* WHAT IS EXPECTED:
Using the entries below, say how many of the lines carry "root". Write the number alone.

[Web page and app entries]

——————

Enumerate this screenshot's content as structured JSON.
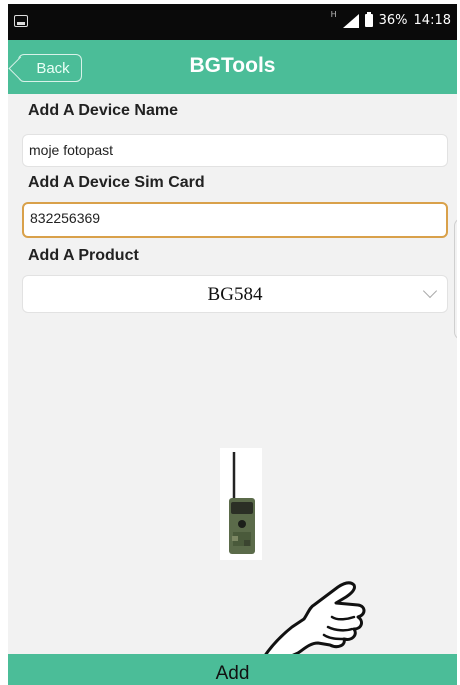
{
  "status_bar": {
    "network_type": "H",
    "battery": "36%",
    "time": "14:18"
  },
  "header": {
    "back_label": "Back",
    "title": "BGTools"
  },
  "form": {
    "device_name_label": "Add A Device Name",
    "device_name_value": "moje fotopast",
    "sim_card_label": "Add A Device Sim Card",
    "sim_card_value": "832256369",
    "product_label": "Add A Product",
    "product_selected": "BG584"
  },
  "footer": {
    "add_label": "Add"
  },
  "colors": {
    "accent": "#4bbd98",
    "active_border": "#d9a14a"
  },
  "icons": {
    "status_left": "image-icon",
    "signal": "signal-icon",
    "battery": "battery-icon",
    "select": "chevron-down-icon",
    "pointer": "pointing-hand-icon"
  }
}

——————

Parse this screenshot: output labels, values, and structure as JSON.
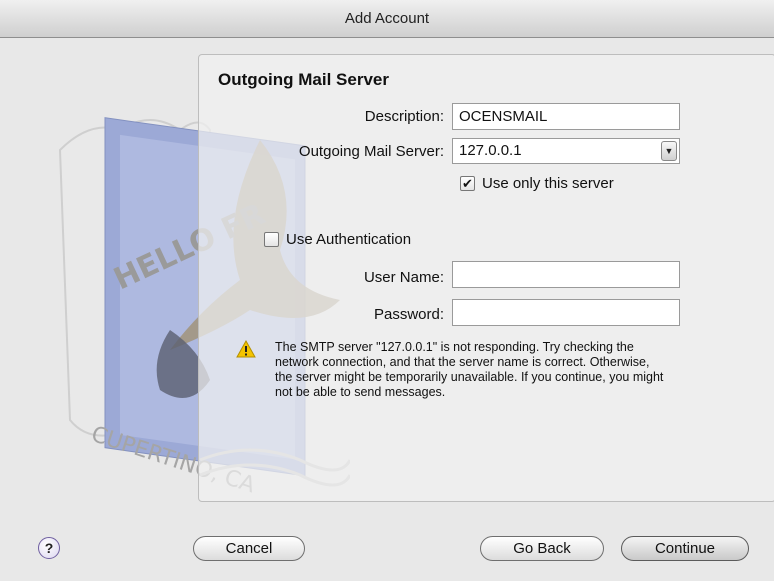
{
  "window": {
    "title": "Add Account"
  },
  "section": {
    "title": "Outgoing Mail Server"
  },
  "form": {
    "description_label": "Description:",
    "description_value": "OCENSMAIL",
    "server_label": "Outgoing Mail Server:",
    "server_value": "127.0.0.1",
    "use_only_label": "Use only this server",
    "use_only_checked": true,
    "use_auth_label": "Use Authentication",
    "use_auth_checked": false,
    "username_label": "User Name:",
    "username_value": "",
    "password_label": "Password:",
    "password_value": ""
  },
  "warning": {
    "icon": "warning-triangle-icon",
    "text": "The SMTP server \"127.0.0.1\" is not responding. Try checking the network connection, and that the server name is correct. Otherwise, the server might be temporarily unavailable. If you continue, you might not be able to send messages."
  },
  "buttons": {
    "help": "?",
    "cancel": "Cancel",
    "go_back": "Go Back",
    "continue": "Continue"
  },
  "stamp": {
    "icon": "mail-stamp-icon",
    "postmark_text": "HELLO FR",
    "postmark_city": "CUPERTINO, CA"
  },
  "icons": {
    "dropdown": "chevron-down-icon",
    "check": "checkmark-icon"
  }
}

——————

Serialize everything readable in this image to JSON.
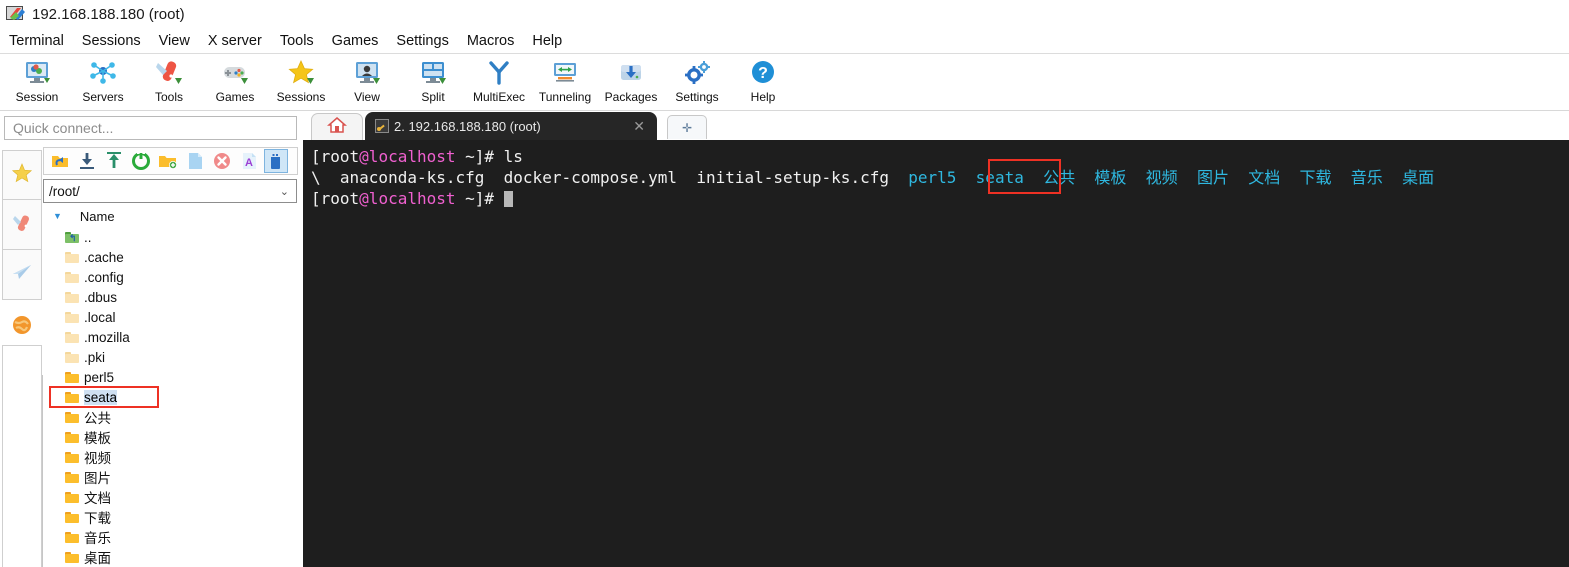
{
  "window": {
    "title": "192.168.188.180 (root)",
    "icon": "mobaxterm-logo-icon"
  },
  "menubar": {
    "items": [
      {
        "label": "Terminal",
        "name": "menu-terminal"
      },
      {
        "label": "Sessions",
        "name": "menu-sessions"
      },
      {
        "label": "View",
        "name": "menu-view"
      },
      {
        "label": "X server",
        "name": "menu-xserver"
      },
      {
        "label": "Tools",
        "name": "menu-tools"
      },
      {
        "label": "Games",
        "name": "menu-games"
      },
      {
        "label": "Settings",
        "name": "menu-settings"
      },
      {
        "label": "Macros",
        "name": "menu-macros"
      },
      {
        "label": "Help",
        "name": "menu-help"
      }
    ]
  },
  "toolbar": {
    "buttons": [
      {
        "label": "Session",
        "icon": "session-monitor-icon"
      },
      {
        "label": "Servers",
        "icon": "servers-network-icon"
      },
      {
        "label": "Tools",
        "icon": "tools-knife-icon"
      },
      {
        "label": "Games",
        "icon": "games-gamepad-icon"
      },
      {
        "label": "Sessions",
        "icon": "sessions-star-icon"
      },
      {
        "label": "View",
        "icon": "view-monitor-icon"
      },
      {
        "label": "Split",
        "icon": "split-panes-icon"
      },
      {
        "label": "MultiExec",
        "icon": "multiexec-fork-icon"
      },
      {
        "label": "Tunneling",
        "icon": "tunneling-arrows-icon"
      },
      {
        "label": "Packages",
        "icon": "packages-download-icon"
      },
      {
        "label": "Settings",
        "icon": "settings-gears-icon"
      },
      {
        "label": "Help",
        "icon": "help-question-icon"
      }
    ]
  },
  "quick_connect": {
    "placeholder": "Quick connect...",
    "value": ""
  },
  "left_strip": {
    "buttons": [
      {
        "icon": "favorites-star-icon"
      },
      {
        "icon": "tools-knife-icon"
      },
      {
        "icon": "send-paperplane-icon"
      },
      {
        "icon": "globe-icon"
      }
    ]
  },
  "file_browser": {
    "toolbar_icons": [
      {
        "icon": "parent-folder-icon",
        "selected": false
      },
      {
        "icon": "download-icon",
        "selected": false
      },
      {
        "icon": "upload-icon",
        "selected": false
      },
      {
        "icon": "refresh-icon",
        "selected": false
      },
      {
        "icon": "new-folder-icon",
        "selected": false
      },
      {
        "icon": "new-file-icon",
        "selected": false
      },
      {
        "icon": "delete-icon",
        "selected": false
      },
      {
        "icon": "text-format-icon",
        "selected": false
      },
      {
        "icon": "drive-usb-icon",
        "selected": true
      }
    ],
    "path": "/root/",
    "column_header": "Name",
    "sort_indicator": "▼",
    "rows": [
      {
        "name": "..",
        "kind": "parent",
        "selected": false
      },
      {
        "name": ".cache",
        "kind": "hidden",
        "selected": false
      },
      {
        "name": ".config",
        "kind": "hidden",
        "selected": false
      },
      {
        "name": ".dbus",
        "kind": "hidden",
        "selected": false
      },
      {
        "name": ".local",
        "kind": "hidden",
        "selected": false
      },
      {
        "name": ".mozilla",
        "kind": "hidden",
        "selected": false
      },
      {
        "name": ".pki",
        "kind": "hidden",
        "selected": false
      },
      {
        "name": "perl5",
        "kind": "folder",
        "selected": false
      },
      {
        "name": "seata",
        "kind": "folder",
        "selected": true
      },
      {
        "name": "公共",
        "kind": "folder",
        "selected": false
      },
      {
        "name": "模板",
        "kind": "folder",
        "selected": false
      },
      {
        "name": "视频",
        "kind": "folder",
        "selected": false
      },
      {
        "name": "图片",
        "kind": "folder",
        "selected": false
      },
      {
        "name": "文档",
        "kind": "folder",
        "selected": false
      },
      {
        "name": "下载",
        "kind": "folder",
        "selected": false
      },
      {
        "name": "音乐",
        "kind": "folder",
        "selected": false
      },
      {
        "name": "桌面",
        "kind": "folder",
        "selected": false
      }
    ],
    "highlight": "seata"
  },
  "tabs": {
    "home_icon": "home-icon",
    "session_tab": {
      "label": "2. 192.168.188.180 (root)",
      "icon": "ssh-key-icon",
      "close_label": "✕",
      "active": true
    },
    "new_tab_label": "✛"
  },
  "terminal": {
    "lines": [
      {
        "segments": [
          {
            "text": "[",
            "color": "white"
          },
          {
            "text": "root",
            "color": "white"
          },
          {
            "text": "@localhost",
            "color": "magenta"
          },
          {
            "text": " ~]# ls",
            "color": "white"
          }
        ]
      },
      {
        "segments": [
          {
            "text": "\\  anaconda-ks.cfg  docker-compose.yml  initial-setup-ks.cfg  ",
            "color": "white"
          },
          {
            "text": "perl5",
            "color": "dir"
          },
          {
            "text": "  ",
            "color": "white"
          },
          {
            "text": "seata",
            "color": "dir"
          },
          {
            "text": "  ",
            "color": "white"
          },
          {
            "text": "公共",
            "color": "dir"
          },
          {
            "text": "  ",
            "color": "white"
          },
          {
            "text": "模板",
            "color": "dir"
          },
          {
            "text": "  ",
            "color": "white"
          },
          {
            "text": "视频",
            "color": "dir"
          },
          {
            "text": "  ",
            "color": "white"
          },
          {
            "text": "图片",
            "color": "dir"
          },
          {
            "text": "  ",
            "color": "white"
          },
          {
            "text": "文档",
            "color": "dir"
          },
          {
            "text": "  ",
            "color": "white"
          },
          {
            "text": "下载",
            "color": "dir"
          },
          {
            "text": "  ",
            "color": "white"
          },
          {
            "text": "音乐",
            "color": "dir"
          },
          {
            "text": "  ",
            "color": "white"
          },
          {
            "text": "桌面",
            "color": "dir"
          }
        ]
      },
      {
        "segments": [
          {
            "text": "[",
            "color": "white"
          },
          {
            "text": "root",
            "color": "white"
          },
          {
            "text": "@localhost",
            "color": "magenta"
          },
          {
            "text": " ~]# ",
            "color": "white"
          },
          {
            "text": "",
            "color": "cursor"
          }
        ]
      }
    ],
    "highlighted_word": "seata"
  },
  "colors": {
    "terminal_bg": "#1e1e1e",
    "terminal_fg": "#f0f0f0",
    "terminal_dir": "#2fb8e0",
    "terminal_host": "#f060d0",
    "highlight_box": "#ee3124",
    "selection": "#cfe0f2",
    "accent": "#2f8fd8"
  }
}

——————

* FINISHED TASK:
5